Friday and Saturday are funeral days in Ghana. Dozens of hearses pull up to the main morgue in Accra on Friday afternoon to take the recently deceased to their home village, which may be 100 or 200 miles away. A common site in rural Ghana if you are traveling on a Friday or Saturday is a group of people in black or red on the way to a funeral ceremony. We attended a funeral of a 90+ year old man who was the father of a prominent pastor, in a village that was located one hour by care off the paved roads. About 250 people dressed in their best finery sat under tents in the tropical sun to honor this simple, kind farmer who had led an honest life. Those presiding were dressed in suits. I was surviving in a short-sleeved shirt with a bottle of water nearby. A choir in robes was accompanied by a band that included two on percussion, an electric keyboard, a guitar and a trumpet. We left before the feast that the village had prepared for guests.

Jude Hama took us to the highest peak in Ghana and insisted on racing to the top. I was really impressed as he blasted past me at the start, like a rocket. He sat for a moment at the top under a large rusty cross set in cement and then staggered down the hill about 20 yards and collapsed. He was coughing, breathing hard, and complaining of chest pain. I was wondering how I was going to carry him down the hill. Fortunately, he recovered. He blamed his collapse on a recent bout of malaria.

The high point of our visit to Cape Coast was actually a high point. A national park is located about 20 km from the coast. It is known for two things: 600 species of butterflies and a 360 meter cat walk located up to 100 meters above the forest carpet. Cables are stretched between seven tall tress that form a circle. You walk on something that looks like a narrow aluminum ladder with a strip of plywood down its center. Nylon netting keeps the unbalanced from flying to the ground. You feel like a monkey sitting at the top of a tree viewing the tropical forest far below.

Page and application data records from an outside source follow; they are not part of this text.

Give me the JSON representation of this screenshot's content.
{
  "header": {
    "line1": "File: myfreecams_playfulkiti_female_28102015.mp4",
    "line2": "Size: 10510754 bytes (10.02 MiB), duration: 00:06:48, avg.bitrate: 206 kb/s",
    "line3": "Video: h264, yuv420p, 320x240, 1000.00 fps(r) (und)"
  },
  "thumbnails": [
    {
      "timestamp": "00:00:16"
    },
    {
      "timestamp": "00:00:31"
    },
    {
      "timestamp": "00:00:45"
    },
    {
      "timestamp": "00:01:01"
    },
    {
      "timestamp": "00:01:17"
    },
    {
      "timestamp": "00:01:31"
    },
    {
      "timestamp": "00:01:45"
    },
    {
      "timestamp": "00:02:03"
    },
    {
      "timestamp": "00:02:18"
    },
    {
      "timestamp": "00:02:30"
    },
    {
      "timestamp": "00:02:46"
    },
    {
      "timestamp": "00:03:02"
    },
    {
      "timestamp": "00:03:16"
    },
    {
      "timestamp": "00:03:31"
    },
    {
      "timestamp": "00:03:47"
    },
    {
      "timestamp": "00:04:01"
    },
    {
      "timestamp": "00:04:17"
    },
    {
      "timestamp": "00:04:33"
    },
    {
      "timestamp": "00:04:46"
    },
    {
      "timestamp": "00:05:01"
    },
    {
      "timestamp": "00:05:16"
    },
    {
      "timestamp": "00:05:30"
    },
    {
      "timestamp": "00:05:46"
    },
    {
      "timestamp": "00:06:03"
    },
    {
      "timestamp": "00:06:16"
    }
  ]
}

I eat about a bushel basket of food a week. Due to our careful hosts and God’s grace, I ate a couple baskets of food in Ghana and never got sick. We rarely taste fruit as it is created in America. Pineapples, papayas and oranges directly off the tree are as sweet as candy. Drinking from a freshly cracked coconut when you are thirsty is a truly tropical experience.

Jude’s wife prepared great meals. Breakfast included hot cereals that include something like oatmeal, a dish of toasted ground corn with peanuts, and another dish using fermented cornmeal. Fufu is a dish made from pounded cassava root and white yams. A thick, white, sticky paste is served in a loaf that is then placed in a sauce of tomatoes and onions. Smoked fish and chicken are added. What a feast!

Ghana may be the nicest country we have visited. The people are genuinely kind and helpful. In spite of almost 20 years of political stability, the economic progress has been painfully slow. Obviously the legal environment has not given enough security for investment from international businessmen, although the potential for sales is high in most sectors.

We look forward to the day when investment dollars compete for markets in Ghana, the life expectancy equals the retirement age, and we match the Ghanians in joy and hospitality.

Cordially,

Richard G. Gieser, MD